ICAS Scholar-Activist Profile Series – June 2016: Joe Leeson-Schatz

Joe Leeson-SchatzI am the Director of Debate at Binghamton University where I also teach courses out of the English department on Media & Politics. I recently completed a book project with Dr. Amber George on Critical Animal Studies and media representations, titled Screening the Nonhuman, which is available through Lexington Books. I have also previously published articles on environmental managerialism and the television show LOST, technology and apocalypse through the Terminator movies, as well as radical pedagogy in education and debate. I also serve on the Executive Board of ICAS and was previously the North American ICAS Representative from 2012-2014 where I helped to organize two conferences. I was recently awarded the Cross-Examination Debate Association’s lifetime achievement Brownlee Award for my service and dedication to the debate community and academia. I have two children both who are vegetarian (transitioning to vegan) and who enjoy attending activist events for animal liberation.

What catalysed your activism?
While I had been a vegetarian since elementary school, I became involved in animal liberation through education and reading about factory farming practices due to my involvement in debate in undergrad. After learning about this injustice, and the connections it has when layered onto other oppression, I began writing and organizing to try and stop it. As such, I have organized protests against KFC, the circus, and well as leather. I have distributed vegan literature and have run booths for vegfund as well as ICAS to get the message out, and have attended dozes of protests for Black Lives Matter and the Occupy Movement.

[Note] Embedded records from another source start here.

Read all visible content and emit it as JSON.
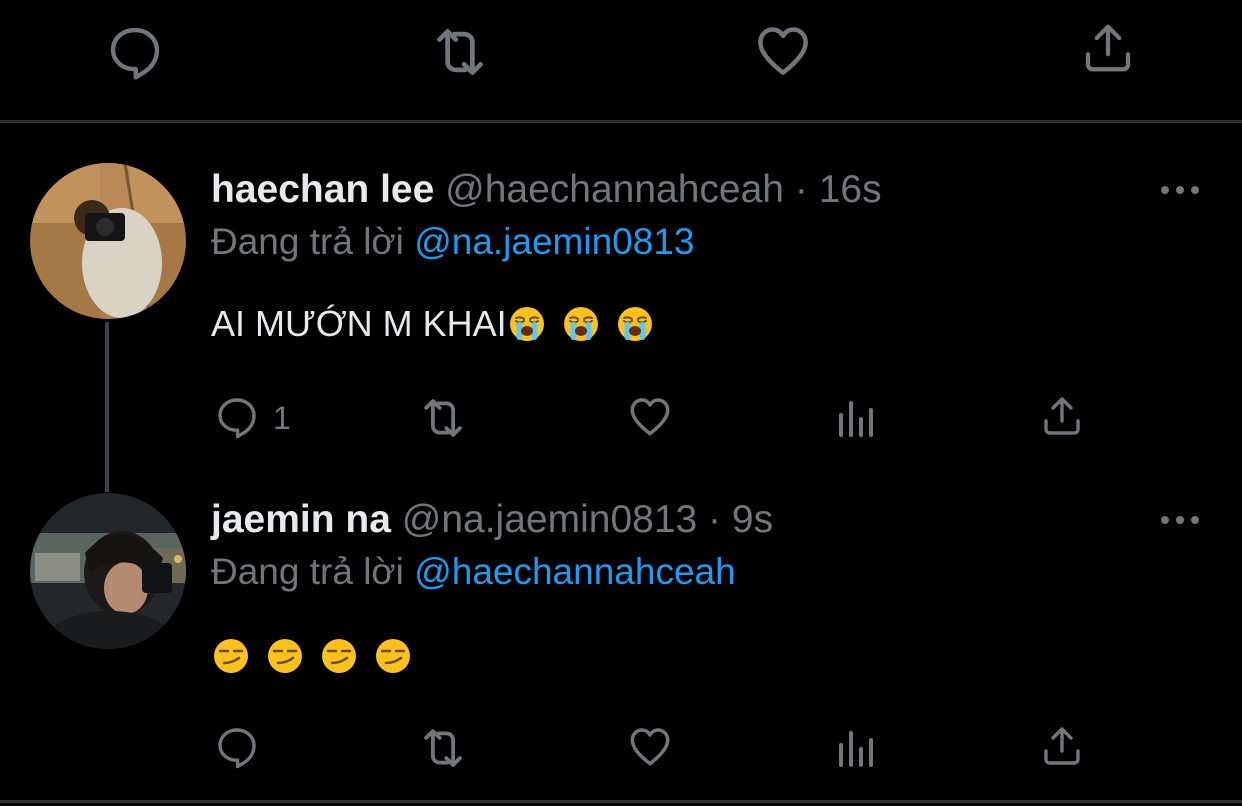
{
  "top_actions": [
    "reply-icon",
    "retweet-icon",
    "like-icon",
    "share-icon"
  ],
  "tweets": [
    {
      "name": "haechan lee",
      "handle": "@haechannahceah",
      "time": "16s",
      "reply_prefix": "Đang trả lời",
      "reply_to": "@na.jaemin0813",
      "text": "AI MƯỚN M KHAI",
      "emojis": [
        "loudly-crying-face",
        "loudly-crying-face",
        "loudly-crying-face"
      ],
      "reply_count": "1",
      "actions": [
        "reply-icon",
        "retweet-icon",
        "like-icon",
        "analytics-icon",
        "share-icon"
      ]
    },
    {
      "name": "jaemin na",
      "handle": "@na.jaemin0813",
      "time": "9s",
      "reply_prefix": "Đang trả lời",
      "reply_to": "@haechannahceah",
      "text": "",
      "emojis": [
        "smirking-face",
        "smirking-face",
        "smirking-face",
        "smirking-face"
      ],
      "reply_count": "",
      "actions": [
        "reply-icon",
        "retweet-icon",
        "like-icon",
        "analytics-icon",
        "share-icon"
      ]
    }
  ],
  "separator": "·"
}
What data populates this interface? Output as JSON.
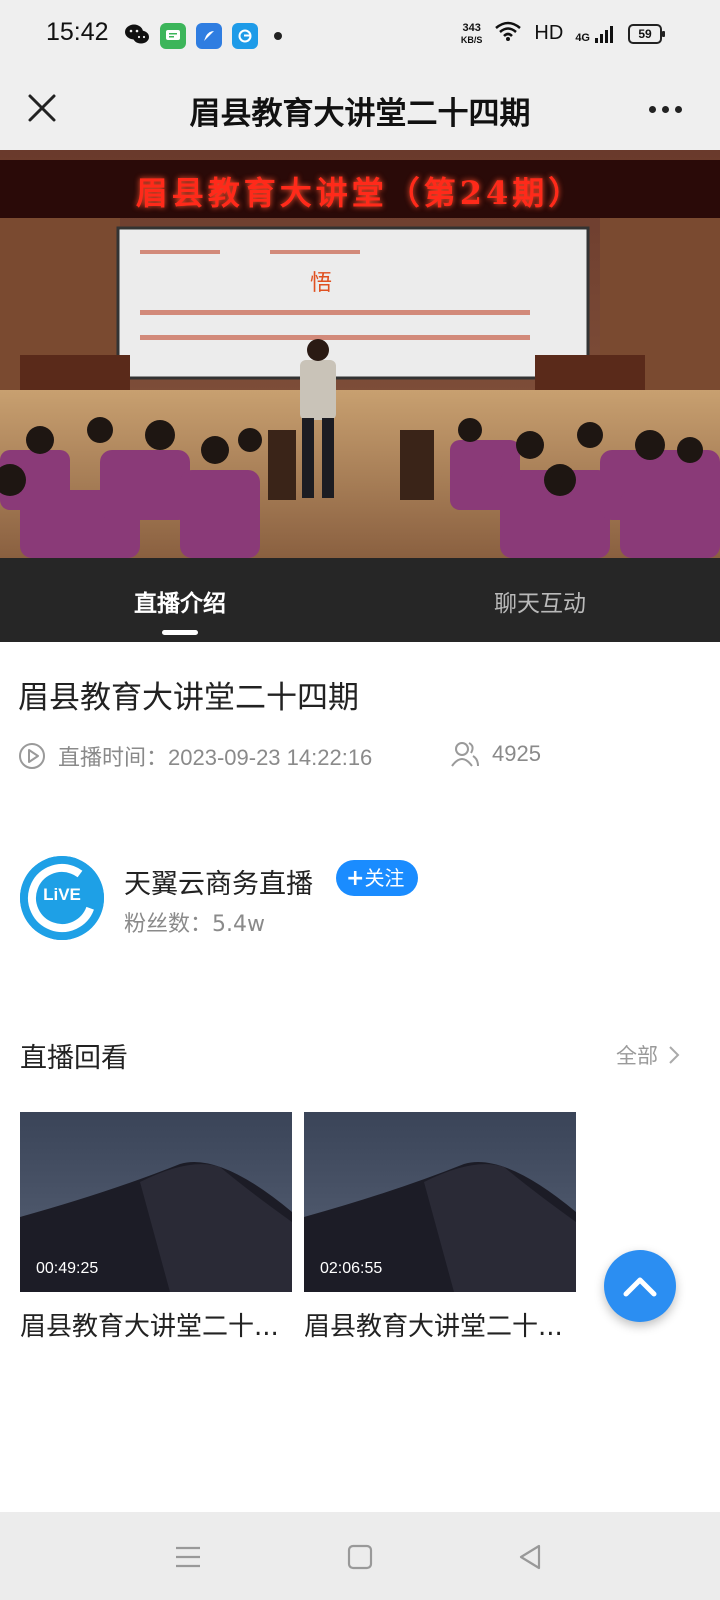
{
  "status_bar": {
    "time": "15:42",
    "net_speed_value": "343",
    "net_speed_unit": "KB/S",
    "hd_label": "HD",
    "network_label": "4G",
    "battery": "59"
  },
  "title_bar": {
    "title": "眉县教育大讲堂二十四期"
  },
  "video": {
    "banner_text": "眉县教育大讲堂（第24期）"
  },
  "tabs": [
    {
      "label": "直播介绍",
      "active": true
    },
    {
      "label": "聊天互动",
      "active": false
    }
  ],
  "live": {
    "title": "眉县教育大讲堂二十四期",
    "time_label": "直播时间：2023-09-23 14:22:16",
    "viewers": "4925"
  },
  "channel": {
    "avatar_text": "LiVE",
    "name": "天翼云商务直播",
    "follow_label": "关注",
    "fans_label": "粉丝数：5.4w"
  },
  "replay": {
    "heading": "直播回看",
    "view_all": "全部",
    "items": [
      {
        "duration": "00:49:25",
        "title": "眉县教育大讲堂二十..."
      },
      {
        "duration": "02:06:55",
        "title": "眉县教育大讲堂二十..."
      }
    ]
  },
  "colors": {
    "accent_blue": "#1a8cff",
    "tab_bar_bg": "#262626",
    "scroll_top_bg": "#2b8ef2"
  }
}
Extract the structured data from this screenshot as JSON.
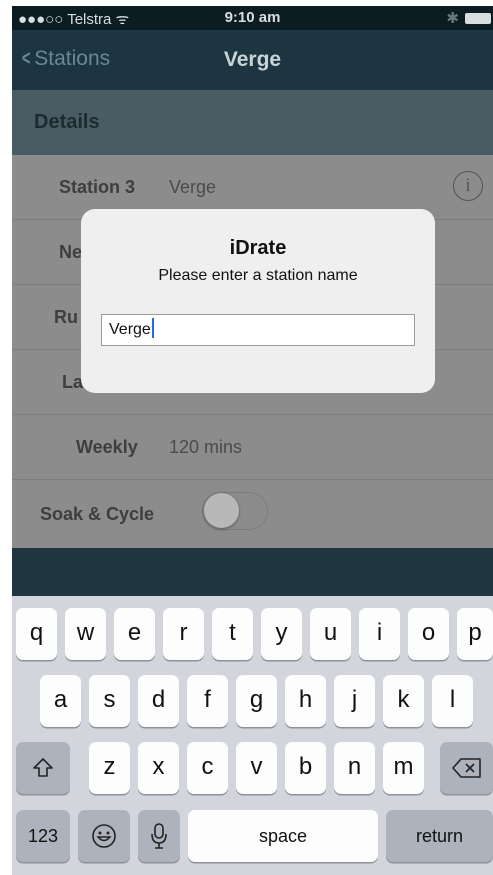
{
  "status_bar": {
    "carrier": "●●●○○ Telstra ᯤ",
    "time": "9:10 am",
    "bluetooth": "✱"
  },
  "nav": {
    "back_label": "Stations",
    "title": "Verge"
  },
  "details": {
    "header": "Details",
    "rows": [
      {
        "label": "Station 3",
        "value": "Verge"
      },
      {
        "label": "Ne",
        "value": ""
      },
      {
        "label": "Ru",
        "value": ""
      },
      {
        "label": "La",
        "value": ""
      },
      {
        "label": "Weekly",
        "value": "120 mins"
      },
      {
        "label": "Soak & Cycle",
        "value": ""
      }
    ],
    "soak_cycle_on": false
  },
  "alert": {
    "title": "iDrate",
    "message": "Please enter a station name",
    "field_value": "Verge"
  },
  "keyboard": {
    "row1": [
      "q",
      "w",
      "e",
      "r",
      "t",
      "y",
      "u",
      "i",
      "o",
      "p"
    ],
    "row2": [
      "a",
      "s",
      "d",
      "f",
      "g",
      "h",
      "j",
      "k",
      "l"
    ],
    "row3": [
      "z",
      "x",
      "c",
      "v",
      "b",
      "n",
      "m"
    ],
    "numbers_label": "123",
    "space_label": "space",
    "return_label": "return"
  },
  "icons": {
    "back": "chevron-left-icon",
    "info": "info-icon",
    "shift": "shift-icon",
    "delete": "delete-icon",
    "emoji": "emoji-icon",
    "mic": "microphone-icon"
  },
  "colors": {
    "nav_bg": "#1d3540",
    "keyboard_bg": "#d2d5db",
    "caret": "#1c6ef2"
  }
}
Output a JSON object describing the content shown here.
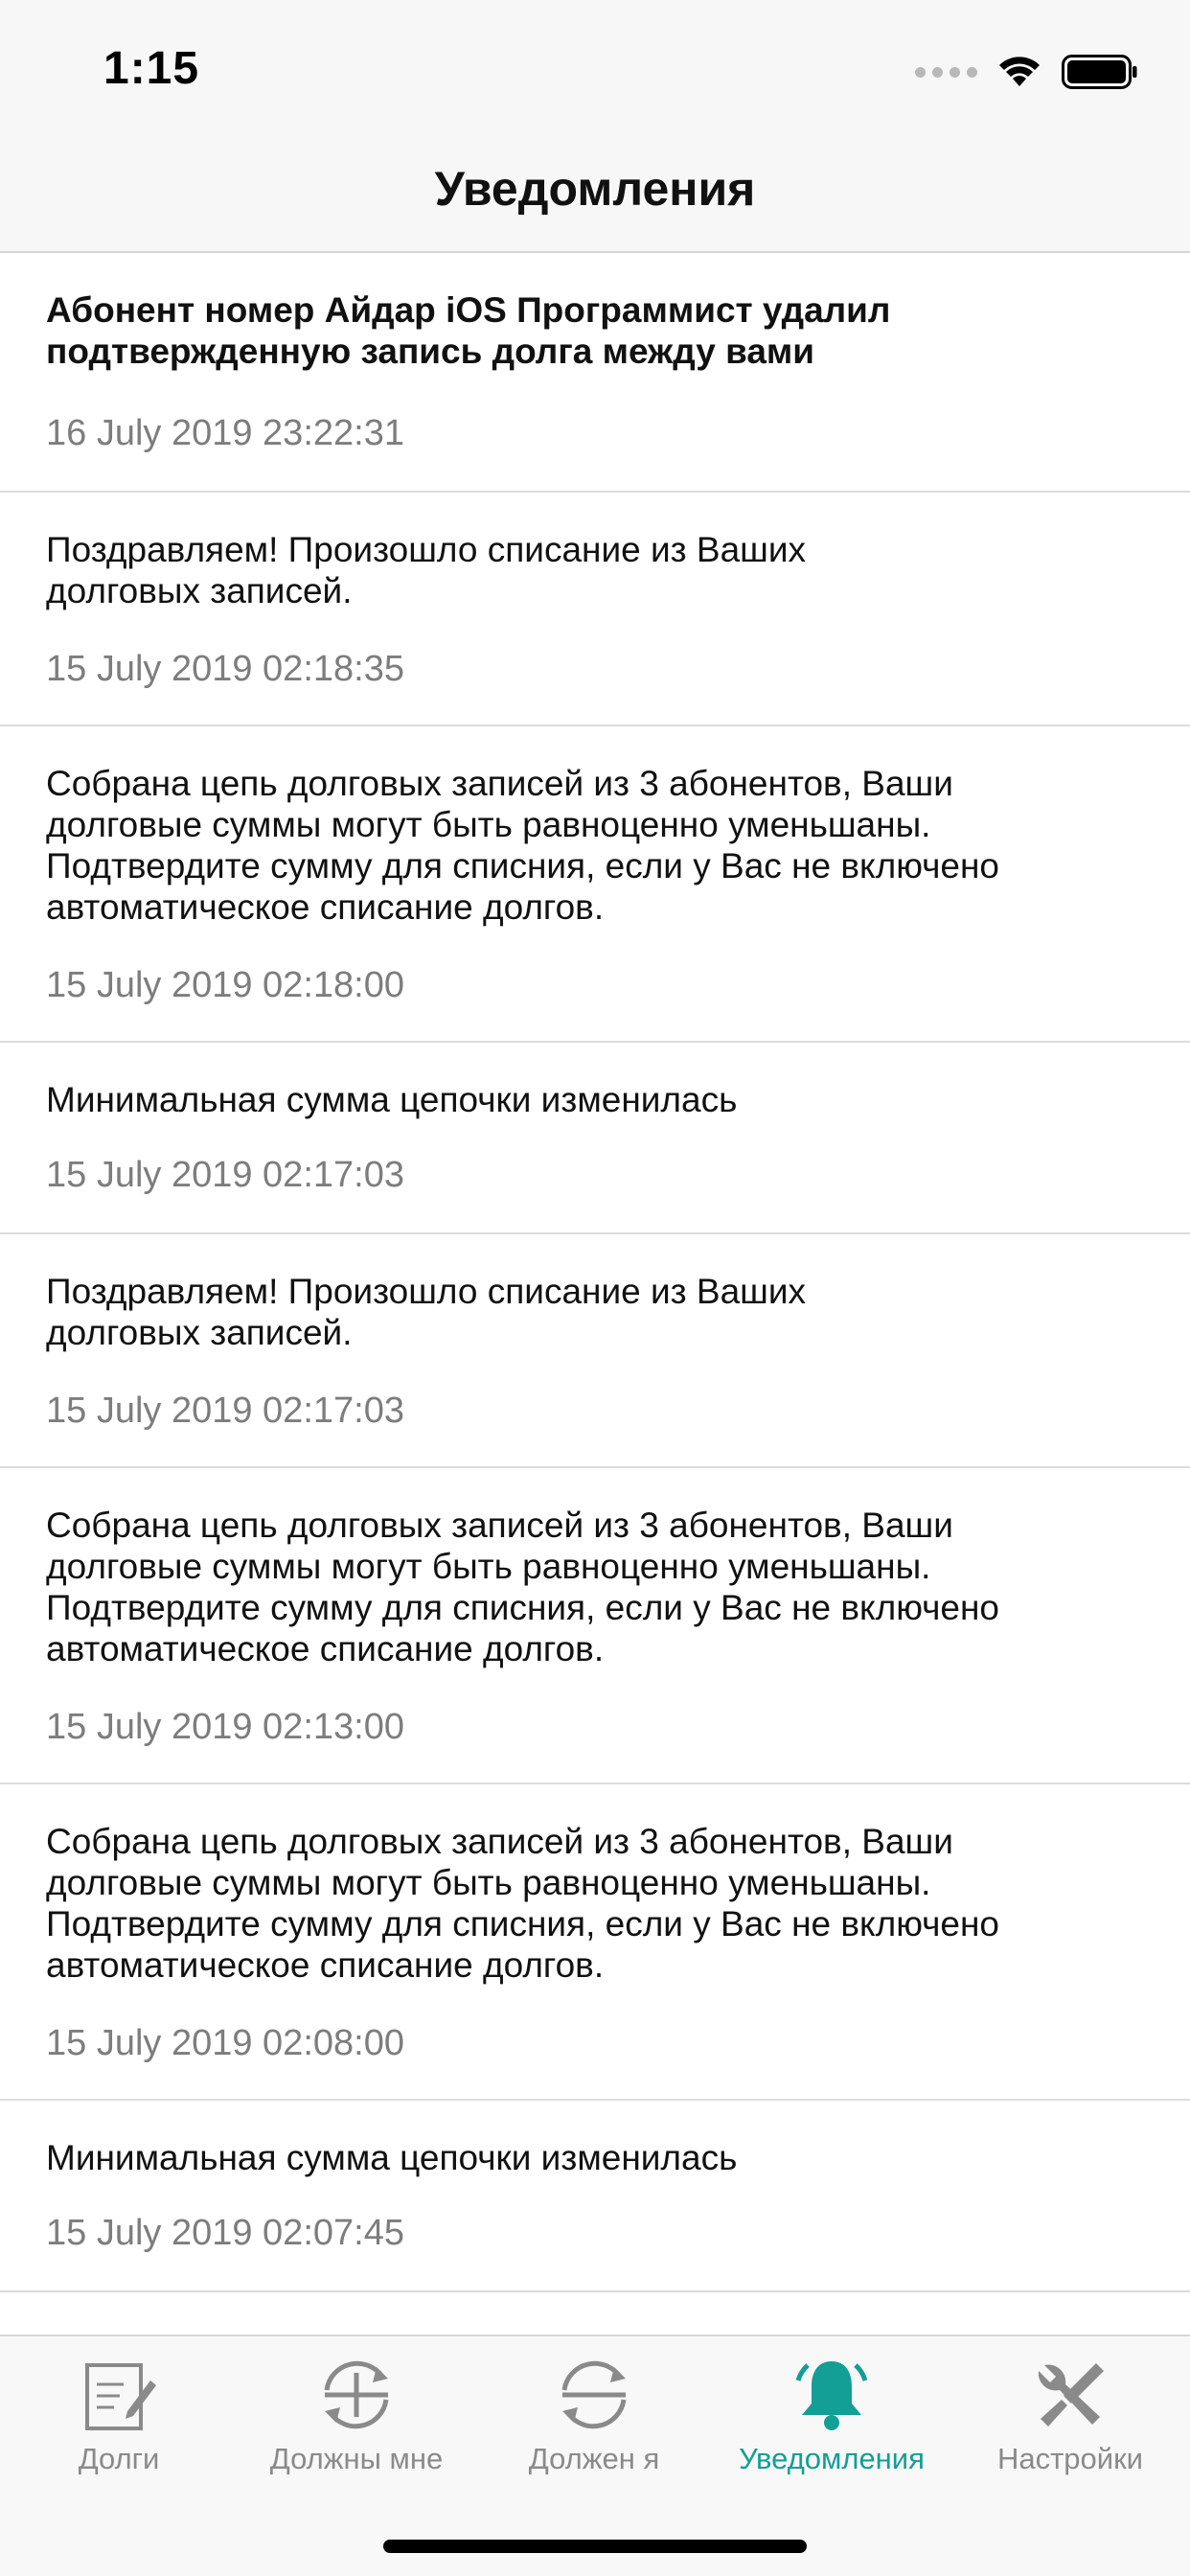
{
  "status_bar": {
    "time": "1:15"
  },
  "nav": {
    "title": "Уведомления"
  },
  "notifications": [
    {
      "text": "Абонент номер  Айдар iOS Программист удалил подтвержденную запись долга между вами",
      "date": "16 July 2019 23:22:31",
      "bold": true
    },
    {
      "text": "Поздравляем! Произошло списание из Ваших долговых записей.",
      "date": "15 July 2019 02:18:35"
    },
    {
      "text": "Собрана цепь долговых записей из 3 абонентов, Ваши долговые суммы могут быть равноценно уменьшаны. Подтвердите сумму для списния, если у Вас не включено автоматическое списание долгов.",
      "date": "15 July 2019 02:18:00"
    },
    {
      "text": "Минимальная сумма цепочки изменилась",
      "date": "15 July 2019 02:17:03"
    },
    {
      "text": "Поздравляем! Произошло списание из Ваших долговых записей.",
      "date": "15 July 2019 02:17:03"
    },
    {
      "text": "Собрана цепь долговых записей из 3 абонентов, Ваши долговые суммы могут быть равноценно уменьшаны. Подтвердите сумму для списния, если у Вас не включено автоматическое списание долгов.",
      "date": "15 July 2019 02:13:00"
    },
    {
      "text": "Собрана цепь долговых записей из 3 абонентов, Ваши долговые суммы могут быть равноценно уменьшаны. Подтвердите сумму для списния, если у Вас не включено автоматическое списание долгов.",
      "date": "15 July 2019 02:08:00"
    },
    {
      "text": "Минимальная сумма цепочки изменилась",
      "date": "15 July 2019 02:07:45"
    }
  ],
  "tabbar": {
    "tabs": [
      {
        "label": "Долги",
        "icon": "document-edit-icon"
      },
      {
        "label": "Должны мне",
        "icon": "plus-refresh-icon"
      },
      {
        "label": "Должен я",
        "icon": "minus-refresh-icon"
      },
      {
        "label": "Уведомления",
        "icon": "bell-icon",
        "active": true
      },
      {
        "label": "Настройки",
        "icon": "wrench-screwdriver-icon"
      }
    ]
  },
  "colors": {
    "accent": "#139e96",
    "inactive": "#8a8a8a",
    "date": "#7d7d7d"
  }
}
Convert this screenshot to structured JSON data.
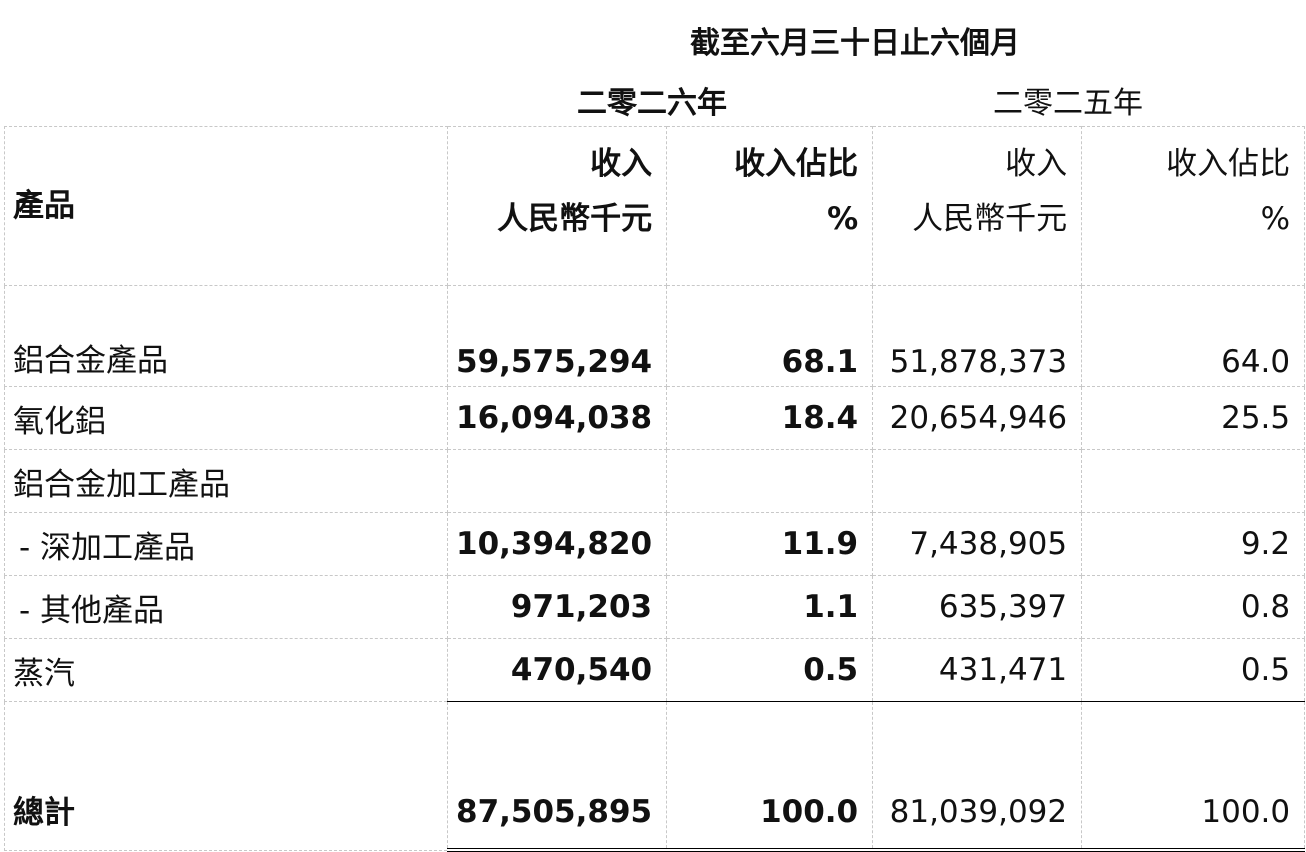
{
  "header": {
    "period": "截至六月三十日止六個月",
    "year_2026": "二零二六年",
    "year_2025": "二零二五年"
  },
  "columns": {
    "product": "產品",
    "revenue_line1": "收入",
    "revenue_line2": "人民幣千元",
    "share_line1": "收入佔比",
    "share_line2": "%"
  },
  "rows": [
    {
      "label": "鋁合金產品",
      "rev_2026": "59,575,294",
      "pct_2026": "68.1",
      "rev_2025": "51,878,373",
      "pct_2025": "64.0"
    },
    {
      "label": "氧化鋁",
      "rev_2026": "16,094,038",
      "pct_2026": "18.4",
      "rev_2025": "20,654,946",
      "pct_2025": "25.5"
    },
    {
      "label": "鋁合金加工產品",
      "rev_2026": "",
      "pct_2026": "",
      "rev_2025": "",
      "pct_2025": ""
    },
    {
      "label": "- 深加工產品",
      "rev_2026": "10,394,820",
      "pct_2026": "11.9",
      "rev_2025": "7,438,905",
      "pct_2025": "9.2"
    },
    {
      "label": "- 其他產品",
      "rev_2026": "971,203",
      "pct_2026": "1.1",
      "rev_2025": "635,397",
      "pct_2025": "0.8"
    },
    {
      "label": "蒸汽",
      "rev_2026": "470,540",
      "pct_2026": "0.5",
      "rev_2025": "431,471",
      "pct_2025": "0.5"
    }
  ],
  "total": {
    "label": "總計",
    "rev_2026": "87,505,895",
    "pct_2026": "100.0",
    "rev_2025": "81,039,092",
    "pct_2025": "100.0"
  }
}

What are some lessons you’ve learnt along the way?
There’s always a way to do more and be better. After organizing an event, or publishing an article, go back over it and think of ways you can improve. Social justice is a marathon and not a sprint. We need to be willing to admit where we made mistakes, how we can overcome them in the future, and work towards organizing for long-term gains instead of piecemeal reforms. At the same time, celebrate in your successes as well. Make sure you take note of what you did well and repeat that in the future. Organizing and publishing takes a lot of work and a lot of revision. When you’ve finished with an event or an article it’s important to pause and remember why you’re doing what it is you do in order to direct yourself to new initiatives that can grow as well.

Do you have strategies for avoiding compassion fatigue?
Take breaks, realize where you’ve succeeded, and always remember that total liberation cannot be achieved over night. It’s easy to believe that things will never improve and the entire system must be burnt down. While the system must go, things can improve and get better. It’s up to all of us to realize how our struggles are interconnected and make allies along the way who can be trusted enough to be called friends. Once you have a good network of people to organize and work with who can be trusted it becomes much easier to not feel the burn out of speciesist pressures of consumption.

What are you currently involved in/current projects?
I am currently working on a book project on Critical Animal Studies and Superheroes with Sean Parson and another book project on Disability in Media Studies with Amber George. I am also in the process of promoting Screening the Nonhuman since it serves as a great introduction into both of these newer projects.